Dodgers General Manager Ned Colletti laughed when asked about the reports this week detailing the kind of contract the team is thinking of offering or has offered Manny Ramirez.
The business of how hard the Dodgers should push to re-sign Ramirez isn't a laughing matter to Colletti and team owner Frank McCourt, who will probably be making the most important decision they've made as baseball executives.
But as for how the story is being covered? Well, that's entirely different.
"By the time we get through the weekend, there will be 15 more reports out there that I'll be laughing at," Colletti said.
In an article citing "people familiar with the club's thinking," SI.com reported Wednesday that the Dodgers wanted to offer Ramirez a deal that would come close to matching Alex Rodriguez's record annual average salary of $27.5 million but over a shorter period, perhaps only two years. The New York Post reported Friday that the Dodgers offered Ramirez a two-year, $60-million contract.
Ramirez's agent, Scott Boras, declined to comment on the reports.
Colletti said they were fiction, claiming that the Dodgers haven't had any internal conversations about the value or length of a deal they should offer the 36-year-old outfielder. Those conversations probably won't take place at the Dodgers' organizational meetings that start today, because few of the 101 people who will assemble at Dodger Stadium over the next three days will be involved in those discussions.
"We intend to meet with Scott some time in the near future and try to see what's on his mind," Colletti said.

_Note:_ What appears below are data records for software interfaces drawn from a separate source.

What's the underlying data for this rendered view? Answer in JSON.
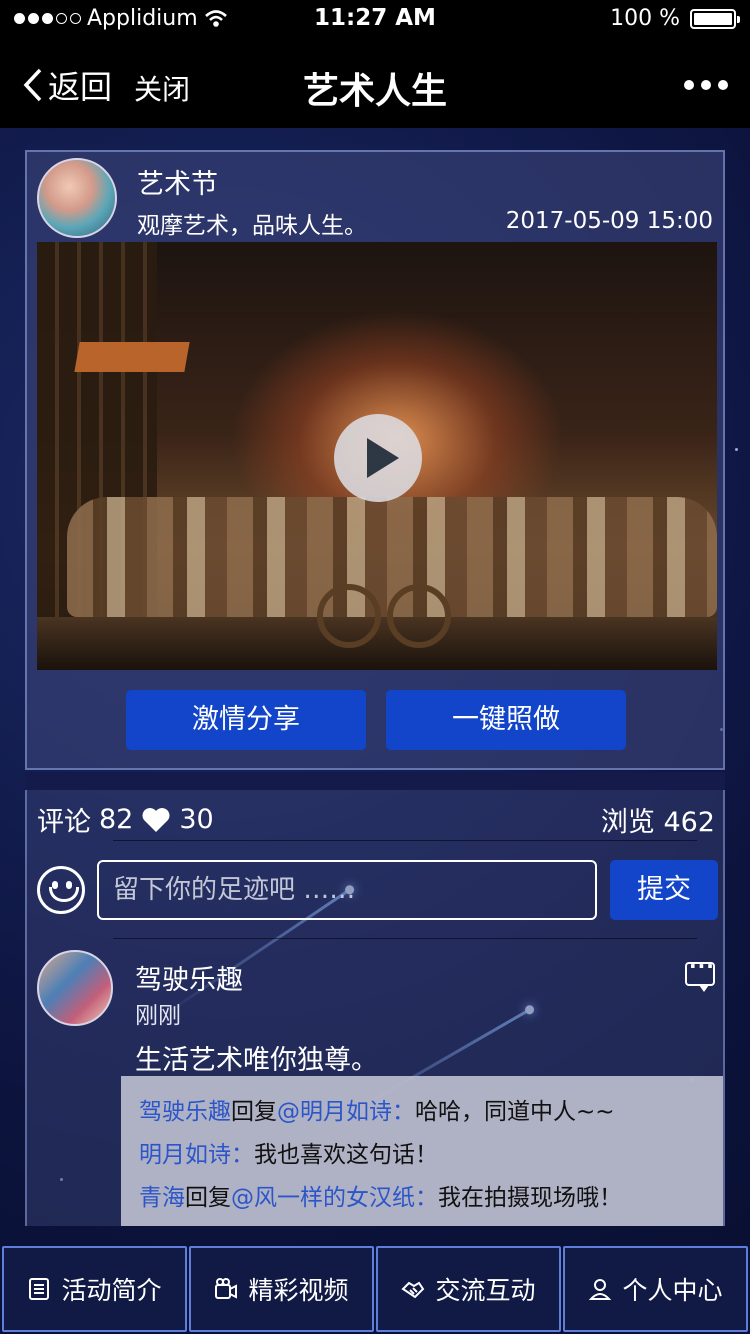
{
  "status_bar": {
    "carrier": "Applidium",
    "time": "11:27 AM",
    "battery": "100 %"
  },
  "nav": {
    "back_label": "返回",
    "close_label": "关闭",
    "title": "艺术人生"
  },
  "post": {
    "author": "艺术节",
    "motto": "观摩艺术，品味人生。",
    "date": "2017-05-09 15:00",
    "buttons": {
      "share": "激情分享",
      "do": "一键照做"
    }
  },
  "stats": {
    "comments_label": "评论",
    "comments_count": "82",
    "likes_count": "30",
    "views_label": "浏览",
    "views_count": "462"
  },
  "comment_box": {
    "placeholder": "留下你的足迹吧 ……",
    "submit_label": "提交"
  },
  "comments": [
    {
      "name": "驾驶乐趣",
      "time": "刚刚",
      "text": "生活艺术唯你独尊。",
      "replies": [
        {
          "from": "驾驶乐趣",
          "verb": "回复",
          "to": "@明月如诗：",
          "text": "哈哈，同道中人~~"
        },
        {
          "from": "明月如诗：",
          "verb": "",
          "to": "",
          "text": "我也喜欢这句话！"
        },
        {
          "from": "青海",
          "verb": "回复",
          "to": "@风一样的女汉纸：",
          "text": "我在拍摄现场哦！"
        }
      ]
    }
  ],
  "tabs": [
    {
      "label": "活动简介",
      "icon": "list-icon"
    },
    {
      "label": "精彩视频",
      "icon": "video-camera-icon"
    },
    {
      "label": "交流互动",
      "icon": "handshake-icon"
    },
    {
      "label": "个人中心",
      "icon": "person-icon"
    }
  ]
}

Though only the Dodgers can negotiate with Ramirez during a period that lasts until 15 days after the end of the World Series, Colletti wouldn't say whether he would use the window of exclusivity to reach out to Boras.
Colletti said he would ask Boras about another one of his clients, Derek Lowe. But Colletti didn't sound optimistic about retaining Lowe, saying people around the free-agent pitcher have told him that he wants to live on the East Coast.
One person who said he didn't intend to change the place of his employment was third base coach Larry Bowa, who was being targeted by the New York Yankees, according to reports out of New York.
"I'm loyal to Joe," Bowa said, referring to Joe Torre, who made him one of his first two hires upon becoming the Dodgers' manager last winter.
Bowa denied reports that he had an escape clause in his contact.
The Dodgers announced Friday that their entire coaching staff, including Bowa, would be retained for next season. Also returning will be hitting coach Don Mattingly, first base coach Mariano Duncan, pitching coach Rick Honeycutt, bullpen coach Ken Howell, special hitting coach Manny Mota and hitting instructor Jeff Pentland.